What insurance do you need for land? A Farm Bureau Insurance agent who works with rural landowners shares his advice on the coverage your land needs.
When you invest in rural land, you want to think about the fun you’re going to have on that property - whether you purchased it for recreation, as an investment, to enlarge your farm or to serve as your future homesite.
But you also need to think about protecting that investment. What insurance do you need for raw land?
Brad Raulerson is in the business of helping his clients prepare for just about anything: he’s a Farm Bureau Insurance agent based in Nassau County, Florida, where he’s worked with a number of “gentleman ranchers” and other rural landowners in Hilliard, Callahan and other rural parts of the region. After nearly two decades in the business, he offers Rethink:Rural readers some wise advice about the best ways to insure your rural property.

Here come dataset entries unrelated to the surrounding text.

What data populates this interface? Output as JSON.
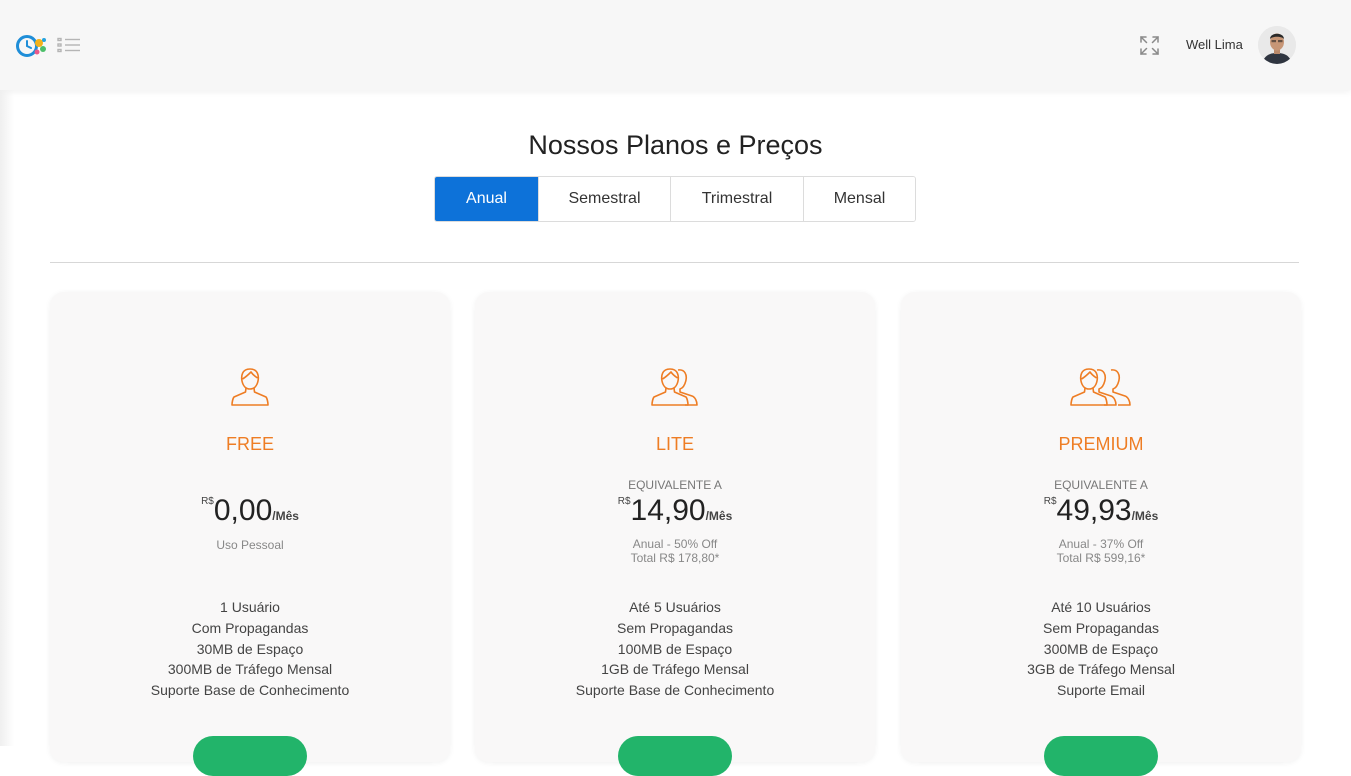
{
  "header": {
    "user_name": "Well Lima",
    "icons": {
      "logo": "app-logo-clock-gear",
      "menu": "list-menu-icon",
      "fullscreen": "expand-icon",
      "avatar": "user-avatar"
    }
  },
  "page": {
    "title": "Nossos Planos e Preços"
  },
  "period_tabs": [
    {
      "label": "Anual",
      "active": true
    },
    {
      "label": "Semestral",
      "active": false
    },
    {
      "label": "Trimestral",
      "active": false
    },
    {
      "label": "Mensal",
      "active": false
    }
  ],
  "plans": [
    {
      "name": "FREE",
      "icon": "single-user-icon",
      "equivalent_label": "",
      "currency": "R$",
      "price": "0,00",
      "per": "/Mês",
      "note_line1": "Uso Pessoal",
      "note_line2": "",
      "features": [
        "1 Usuário",
        "Com Propagandas",
        "30MB de Espaço",
        "300MB de Tráfego Mensal",
        "Suporte Base de Conhecimento"
      ]
    },
    {
      "name": "LITE",
      "icon": "two-users-icon",
      "equivalent_label": "EQUIVALENTE A",
      "currency": "R$",
      "price": "14,90",
      "per": "/Mês",
      "note_line1": "Anual - 50% Off",
      "note_line2": "Total R$ 178,80*",
      "features": [
        "Até 5 Usuários",
        "Sem Propagandas",
        "100MB de Espaço",
        "1GB de Tráfego Mensal",
        "Suporte Base de Conhecimento"
      ]
    },
    {
      "name": "PREMIUM",
      "icon": "three-users-icon",
      "equivalent_label": "EQUIVALENTE A",
      "currency": "R$",
      "price": "49,93",
      "per": "/Mês",
      "note_line1": "Anual - 37% Off",
      "note_line2": "Total R$ 599,16*",
      "features": [
        "Até 10 Usuários",
        "Sem Propagandas",
        "300MB de Espaço",
        "3GB de Tráfego Mensal",
        "Suporte Email"
      ]
    }
  ],
  "colors": {
    "accent_orange": "#ee7d24",
    "active_tab_blue": "#0d72d9",
    "cta_green": "#22b46a",
    "card_background": "#f9f8f8"
  }
}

WHEN DO LANDOWNERS NEED LIABILITY INSURANCE?
Even if you own vacant land without a structure on it, Raulerson says liability insurance can protect you from future trouble.
“When you have acreage, liability situations can arise,” he says. “People could be riding four-wheelers or hunting on your property. You might not even know they’re doing it, but you could still be held liable. If you have more than five acres of land, I would at least check into it.”
A separate policy for the property itself may be required. But some companies, including Farm Bureau Insurance, allow clients to “endorse” land they own under their current homeowners’ policy, depending on what they plan to use the land for.
INSURING THE EQUIPMENT OR ANIMALS ON RURAL LAND
Endorsements are available not only for the rural land, itself, but also for investments a landowner may need to make to manage the land, such as a tractor, a large mower or a bush hog.
“The homeowners’ insurance policy may only cover $1500 to $2500, but if the equipment is worth more than that, you may want to endorse that equipment,” Raulerson says.
If you are using your land to raise animals, you can also cover the liability associated with the animals, themselves. For example, if your 400-pound cow became loose and ended up causing a crash on a nearby road, liability insurance would cover you.
WHEN YOU BUILD A HOMESITE, WILL HOMEOWNERS’ INSURANCE COVER THE ACREAGE SURROUNDING THE HOUSE?
Raulerson says homeowners insurance will cover your property to an extent, but if you have another structure, such as a barn, on your property, the distance from your home can determine whether it is included in your homeowners’ policy. Most companies’ home insurance policies do not cover an outlying structure more than 150 feet from the home, Raulerson says.
If the land is being used for a business, commercial insurance may be a more fitting option.
“If you’re using the land for your construction, electric or plumbing business, you might have $30,000 worth of materials or more on the property,” he says. Commercial insurance would provide protection if there was a theft, fire, hurricane or other unexpected event.
ARE FLOOD AND FIRE INSURANCE NECESSARY FOR VACANT LAND?
When you own a tract of strictly raw land without a structure on it, Raulerson says he wouldn’t worry about flood or fire insurance. Both flood insurance and fire insurance protect structures like homes and outbuildings, so they would not be needed for vacant land.
Just remember, as your land - and the structures and equipment you use on your land - changes, make sure you reassess your coverage and insure any new assets that could be at risk.
FIND THE RIGHT INSURANCE AGENT FOR RURAL LAND
“Insurance today is so often written with subdivisions in mind,” Raulerson says. “Land is a niche that not every agent is familiar with. Make sure you find the right company and the right agent. Interview the agent and make sure they really understand the risks.”
Look for someone knowledgeable, who understands the unique factors associated with rural land ownership.
Compare prices and coverage to ensure you’re being offered a fair price.
Use a company that has a record of stable finances. Ideally, look for a company with an A.M. Best rating.
“So many insurance companies are all geared around price,” Raulrson says. “That’s important, but you also want to know you have the right coverage, and that your agent will be able to navigate you through risks you might not have thought of.”
Brad Raulerson works for Farm Bureau Insurance in Fernandina Beach, Florida. He welcomes your questions. You can reach him at Brad.Raulerson@FFBIC.com or post your questions in the comments below.